Posted November 22, 2017 by Chris Hick in Film Reviews
 
 

A Clockwork Orange (1971) Dual Format Review


One of the most controversial, original and iconic films in cinema was from a director who changed genres whichever he turned to. He re-wrote the rules for the war movie, the horror genre, science-fiction and historical costumer. Yet, A Clockwork Orange (1971) was more indefinable as genre cinema. Some have seen it as Kubrick’s response to the type of reactionary youth cinema that appeared in the counter-culture with the likes of Easy Rider (1969). Of course, in the UK at any rate the controversy surrounding A Clockwork Orange followed Kubrick right up to his death in 2000. So strong was reaction to the films violence that his detractors stated that the film encouraged copy-cat violence leading to death threats sent to the American who by the late 1960s permanently settled in the UK. Fearing for his family Kubrick himself banned the film from being shown in the UK, a ban that remained in place until after his death.
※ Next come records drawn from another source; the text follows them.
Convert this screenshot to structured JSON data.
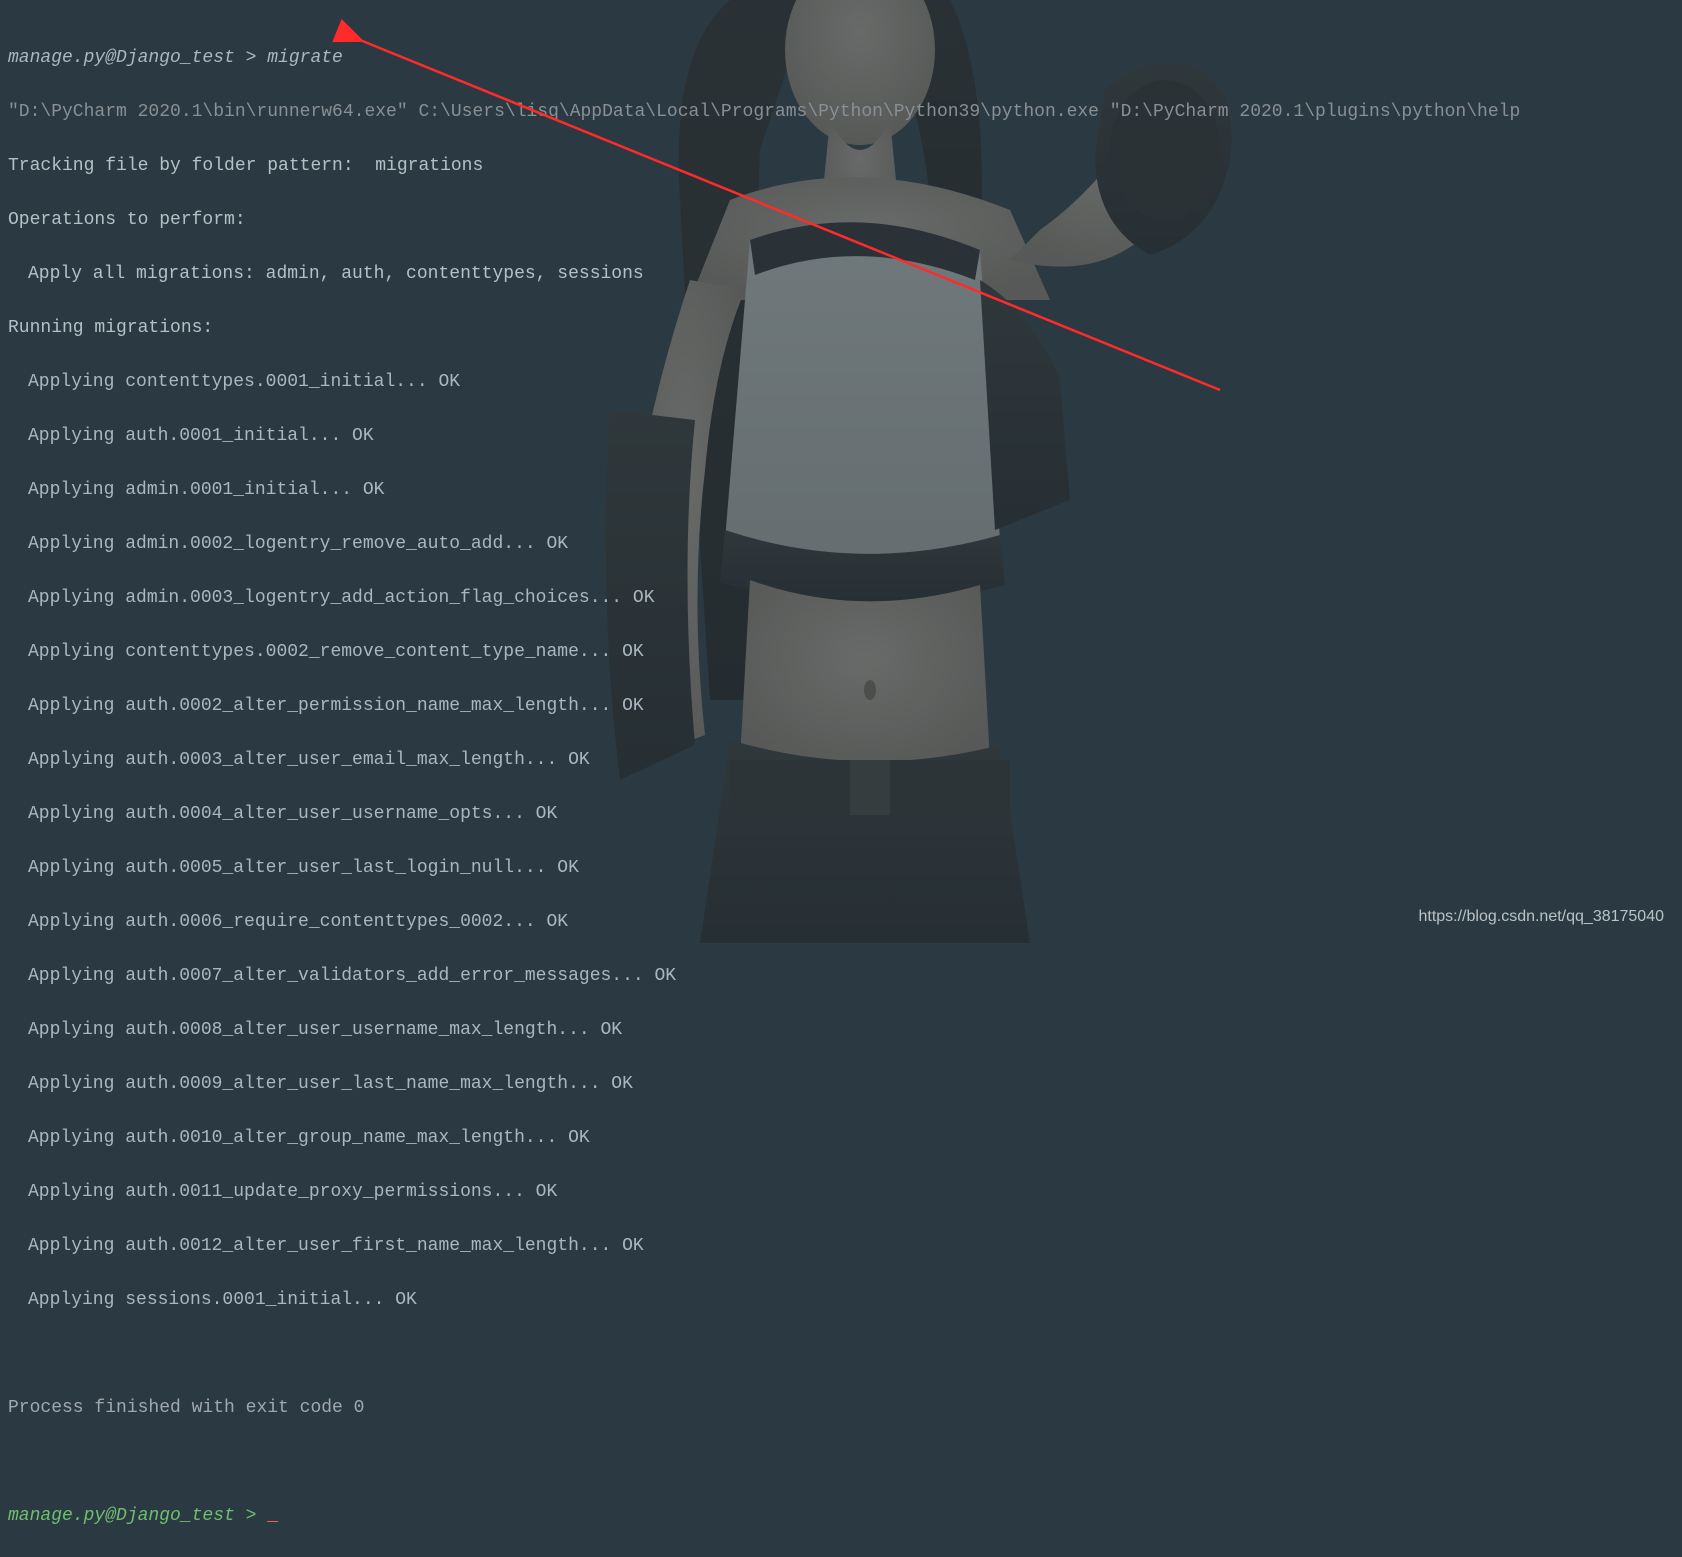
{
  "prompt": {
    "prefix": "manage.py@Django_test > ",
    "command": "migrate"
  },
  "exec_path": "\"D:\\PyCharm 2020.1\\bin\\runnerw64.exe\" C:\\Users\\lisq\\AppData\\Local\\Programs\\Python\\Python39\\python.exe \"D:\\PyCharm 2020.1\\plugins\\python\\help",
  "tracking": "Tracking file by folder pattern:  migrations",
  "operations_header": "Operations to perform:",
  "apply_all": "Apply all migrations: admin, auth, contenttypes, sessions",
  "running_header": "Running migrations:",
  "migrations": [
    "Applying contenttypes.0001_initial... OK",
    "Applying auth.0001_initial... OK",
    "Applying admin.0001_initial... OK",
    "Applying admin.0002_logentry_remove_auto_add... OK",
    "Applying admin.0003_logentry_add_action_flag_choices... OK",
    "Applying contenttypes.0002_remove_content_type_name... OK",
    "Applying auth.0002_alter_permission_name_max_length... OK",
    "Applying auth.0003_alter_user_email_max_length... OK",
    "Applying auth.0004_alter_user_username_opts... OK",
    "Applying auth.0005_alter_user_last_login_null... OK",
    "Applying auth.0006_require_contenttypes_0002... OK",
    "Applying auth.0007_alter_validators_add_error_messages... OK",
    "Applying auth.0008_alter_user_username_max_length... OK",
    "Applying auth.0009_alter_user_last_name_max_length... OK",
    "Applying auth.0010_alter_group_name_max_length... OK",
    "Applying auth.0011_update_proxy_permissions... OK",
    "Applying auth.0012_alter_user_first_name_max_length... OK",
    "Applying sessions.0001_initial... OK"
  ],
  "finish": "Process finished with exit code 0",
  "new_prompt": "manage.py@Django_test > ",
  "cursor": "_",
  "watermark": "https://blog.csdn.net/qq_38175040"
}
The version released as the latest in the Warner Premium Collection dual format releases once again sees the series of documentaries originally on a 40th anniversary edition from 2011. As before the image is sharp and pristine and for those who have not seen the recent transfers will see the film in a whole new light, with the violence in sharp focus even more than ever before with McDowell’s Alex turning on his fellow Droogs as he knocks them all (in slow motion) into a lake.

Made on a low budget for Kubrick this did present Kubrick with many challenges but the director overcame much of this with shooting on such dystopian looking locations as Thamesmead new town or a Wandsworth underpass. Of course based off Anthony Burgess’s 1962 novel, the book (and the film) created a new language in this dark dystopian vision of a near future. Kubrick remained faithful to the novel while Kubrick created a look for the film that was both very much of its age and of a future world in which society seems to be very fractured. The look of the Droogs is typical of that: white boiler suits, DM boots, bowler hats and canes and, for Alex, false eyelashes over the right hand side.

The film opens with Alex’s (Malcolm McDowell) famous narrated monologue introducing himself as the “faithful narrator” as he introduces his Droogs as they prepare for a night of the “old ultra-violence”. From the get-go Kubrick controversially allows us be sympathetic to the violent asocial Alex as we are made aware of his love of Beethoven’s music. After beating up a wino in an underpass, Alex and his gang go to the Moloko Bar where they drink ‘milk plus’, drug laced milk and decide to go out for some “ultra-violence”. In a strange back projection they speed in a sports car, a crazy faced Alex and his Droogs come upon the house of a writer and his wife (Patrick Magee and Adrienne Corri). They talk their way in and proceed to trash the house, brutally raping the wife and beat the writer (as Alex cheerfully sings ‘Singin’ in the Rain’. You’ll never hear this song the same way again). This scene was seen as particularly shocking and is one of the key scenes of the film, but as far as the filmmakers were concerned, it was supposed to be shocking.

Later Alex enjoys sexual liaisons, lives a lazy life in the high rise he lives in with his parents and is visited by his eccentric and sadistically camp probation officer, Mr. Deltoid (in a very mannered and camp performance by Aubrey Morris). But he turns on his fellow Droogs who in turn also set-up Alex. When they attack the home of a woman known as Catwoman (Miriam Karlin), Alex attacks the woman with an art piece phallus and kills her. He is sentanced to 14 years in prison and passes his time keeping his nose clean. He hears of a treatment called the Ludovico Treatment that could offer him the opportunity for early parole if he undertakes the treatment. He is selected and finds the treatment in which he is given drugs, forced to keep his eyes open and is subjected to repeated violent imagery. This has the effect that Alex feels nauseus and sick at any suggestion of violence or sex. Released back into society this proves more difficult than he thought.

The dual format release is laced with many interesting extras, many of which are led by McDowell himself who clearly had the greatest of respect for the director (although he was sad that Kubrick never spoke to him again after the film was finished) and proud of his legacy for the film as is clear as he presents some of the extras here. It became the film that defined both their careers. McDowell says he never auditioned for the role, but the director wanted him after seeing him in his first film, If…. (1968). A very worthy release and one for any collector of cult cinema or cinema lovers even if it is difficult viewing for some even today as both Kubrick and McDowell made a thoroughly despicable character who rapes and commits violence into a sympathetic one.

Chris Hick


Chris Hick